The legacy of the previous National Govt and their sinking lid funding policies is still having an effect on many of our public institutions- including hospitals, schools, Polytechnics, Universities etc

RBNZ's open market operations division extends sterilisation procedures via RB Bill and RP actions to offset it's NZD liquidity injections into the FX swap market. This function should be undertaken by local NZD correspondent banks, but remain unwilling to commit balance sheet/capital capacity to arbitrage the recent upward implied NZD depo rate squeeze.

More NZD supranational bond issuance proceeds seeking NZ bank foreign currency debt receipts to undertake a cross currency basis swap.

Rampant greed strikes again or how to bring on a public lead backlash. https://www.stuff.co.nz/national/politics/100485600/student-allowance-bo...

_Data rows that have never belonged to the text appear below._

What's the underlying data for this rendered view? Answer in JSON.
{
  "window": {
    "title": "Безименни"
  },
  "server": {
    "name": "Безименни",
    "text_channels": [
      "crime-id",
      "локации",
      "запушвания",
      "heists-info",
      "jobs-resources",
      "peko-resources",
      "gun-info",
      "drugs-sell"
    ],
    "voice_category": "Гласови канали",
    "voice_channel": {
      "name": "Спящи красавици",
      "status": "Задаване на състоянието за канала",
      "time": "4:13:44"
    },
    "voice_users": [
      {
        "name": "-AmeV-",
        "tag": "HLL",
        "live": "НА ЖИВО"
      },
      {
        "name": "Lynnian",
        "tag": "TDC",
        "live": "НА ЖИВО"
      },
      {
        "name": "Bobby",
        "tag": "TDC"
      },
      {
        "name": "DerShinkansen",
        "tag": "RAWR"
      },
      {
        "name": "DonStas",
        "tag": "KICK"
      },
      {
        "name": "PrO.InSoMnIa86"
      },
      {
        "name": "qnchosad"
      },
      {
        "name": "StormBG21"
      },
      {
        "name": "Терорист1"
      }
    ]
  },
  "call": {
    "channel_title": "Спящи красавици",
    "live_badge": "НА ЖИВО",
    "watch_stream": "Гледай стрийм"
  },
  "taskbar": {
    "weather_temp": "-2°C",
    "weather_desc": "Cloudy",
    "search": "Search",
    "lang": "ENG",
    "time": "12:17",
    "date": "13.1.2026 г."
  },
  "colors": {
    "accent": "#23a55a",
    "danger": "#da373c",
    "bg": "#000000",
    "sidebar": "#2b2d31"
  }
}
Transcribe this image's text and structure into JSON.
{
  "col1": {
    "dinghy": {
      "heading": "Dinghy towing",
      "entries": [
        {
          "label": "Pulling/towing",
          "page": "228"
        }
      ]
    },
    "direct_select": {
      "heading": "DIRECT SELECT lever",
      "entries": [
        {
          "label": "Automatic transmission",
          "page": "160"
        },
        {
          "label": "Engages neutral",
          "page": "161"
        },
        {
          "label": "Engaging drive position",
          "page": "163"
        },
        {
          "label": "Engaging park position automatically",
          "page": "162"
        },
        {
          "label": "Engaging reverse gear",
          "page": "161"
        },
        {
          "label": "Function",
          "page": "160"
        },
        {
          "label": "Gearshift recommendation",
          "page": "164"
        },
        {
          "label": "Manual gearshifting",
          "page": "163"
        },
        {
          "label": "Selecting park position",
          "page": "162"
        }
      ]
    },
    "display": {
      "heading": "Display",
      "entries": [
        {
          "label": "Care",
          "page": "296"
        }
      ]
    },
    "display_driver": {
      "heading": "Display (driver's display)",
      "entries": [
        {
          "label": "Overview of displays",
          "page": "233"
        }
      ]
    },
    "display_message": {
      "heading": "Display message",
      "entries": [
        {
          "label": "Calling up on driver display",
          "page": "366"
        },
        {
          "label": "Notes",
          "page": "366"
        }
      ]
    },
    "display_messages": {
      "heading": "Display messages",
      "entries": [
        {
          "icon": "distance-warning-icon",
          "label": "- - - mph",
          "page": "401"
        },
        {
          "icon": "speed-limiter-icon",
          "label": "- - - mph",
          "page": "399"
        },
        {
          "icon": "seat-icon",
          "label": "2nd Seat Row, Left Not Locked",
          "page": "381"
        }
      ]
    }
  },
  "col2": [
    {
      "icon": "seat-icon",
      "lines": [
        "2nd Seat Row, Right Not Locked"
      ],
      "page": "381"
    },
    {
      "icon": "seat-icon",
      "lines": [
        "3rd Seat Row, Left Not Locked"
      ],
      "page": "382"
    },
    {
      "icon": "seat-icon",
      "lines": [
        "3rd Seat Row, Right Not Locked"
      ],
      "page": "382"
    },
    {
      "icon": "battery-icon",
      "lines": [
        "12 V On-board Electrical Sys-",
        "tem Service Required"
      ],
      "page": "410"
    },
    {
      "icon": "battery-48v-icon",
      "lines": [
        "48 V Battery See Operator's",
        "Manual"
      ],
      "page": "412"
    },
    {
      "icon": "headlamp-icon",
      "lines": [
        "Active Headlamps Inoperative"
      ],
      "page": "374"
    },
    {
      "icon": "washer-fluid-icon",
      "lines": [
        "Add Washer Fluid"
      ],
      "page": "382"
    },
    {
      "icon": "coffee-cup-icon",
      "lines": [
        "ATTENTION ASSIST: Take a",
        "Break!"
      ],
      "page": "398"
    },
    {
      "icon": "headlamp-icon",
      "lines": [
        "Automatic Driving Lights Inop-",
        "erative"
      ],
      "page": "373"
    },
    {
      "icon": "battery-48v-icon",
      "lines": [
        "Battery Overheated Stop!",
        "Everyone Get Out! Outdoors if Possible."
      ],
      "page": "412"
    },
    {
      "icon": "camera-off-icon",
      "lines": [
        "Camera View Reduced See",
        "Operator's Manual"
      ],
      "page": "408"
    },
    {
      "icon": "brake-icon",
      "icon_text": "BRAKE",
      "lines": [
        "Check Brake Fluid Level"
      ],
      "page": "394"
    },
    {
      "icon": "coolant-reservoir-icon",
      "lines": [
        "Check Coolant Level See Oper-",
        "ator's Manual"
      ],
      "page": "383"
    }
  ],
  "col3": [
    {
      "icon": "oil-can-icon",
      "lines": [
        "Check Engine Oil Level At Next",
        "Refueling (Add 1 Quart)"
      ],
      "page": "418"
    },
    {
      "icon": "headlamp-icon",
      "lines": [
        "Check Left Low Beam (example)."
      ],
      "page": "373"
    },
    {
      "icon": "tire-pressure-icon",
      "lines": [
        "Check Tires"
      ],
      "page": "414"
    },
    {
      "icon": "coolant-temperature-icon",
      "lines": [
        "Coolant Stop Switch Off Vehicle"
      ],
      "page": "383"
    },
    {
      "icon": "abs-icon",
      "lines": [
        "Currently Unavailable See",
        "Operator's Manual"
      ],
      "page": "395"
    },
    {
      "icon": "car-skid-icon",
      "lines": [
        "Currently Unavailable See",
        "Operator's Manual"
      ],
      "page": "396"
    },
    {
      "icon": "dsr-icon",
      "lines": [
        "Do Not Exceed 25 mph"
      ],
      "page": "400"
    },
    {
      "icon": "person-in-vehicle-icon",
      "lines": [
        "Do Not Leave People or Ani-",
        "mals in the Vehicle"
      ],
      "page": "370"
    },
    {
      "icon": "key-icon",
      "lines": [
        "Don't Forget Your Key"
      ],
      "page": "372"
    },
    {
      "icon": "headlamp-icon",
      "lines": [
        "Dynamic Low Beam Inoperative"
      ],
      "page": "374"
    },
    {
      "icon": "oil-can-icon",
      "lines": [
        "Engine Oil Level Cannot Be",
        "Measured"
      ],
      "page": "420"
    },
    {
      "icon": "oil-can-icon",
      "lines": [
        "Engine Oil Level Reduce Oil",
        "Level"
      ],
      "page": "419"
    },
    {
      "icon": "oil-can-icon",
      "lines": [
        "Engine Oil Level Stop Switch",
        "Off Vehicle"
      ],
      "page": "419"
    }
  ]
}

Textbook case of Unintended Consequences. Give every student a $50 weekly hand-out (pre-announced, even), plus, and concurrently, compel landlords to bring buildings up to standard.

Then goggle in amazement as economically rational thinking strikes yet again.....

Why, now I come to think of it, that 50 bucks is yet another Universal pricing Signal....

What if the govt handed out the equivalent of $50 in food stamps? Or perhaps the govt could reimburse the $50 per week after graduation.

The problem with landlords raising rents by $50 is that it is still $50 missing from goods and other services.

Where ever they spent it, it can't (by definition) be spent anywhere else.

Perhaps not. There is a good chance it goes to overseas banks due to our ever growing housing ponzi.


You are confusing what happens next with the mutually exclusive nature of expenditure.

Where ever they spent it, it can't (by definition) be spent anywhere else.

To some extent yes. Constraints on h'hold and individual incomes are greater than for govts. The biggest driver of the economy is consumer spending. More spending allocated to rent is not positive for the retail sector.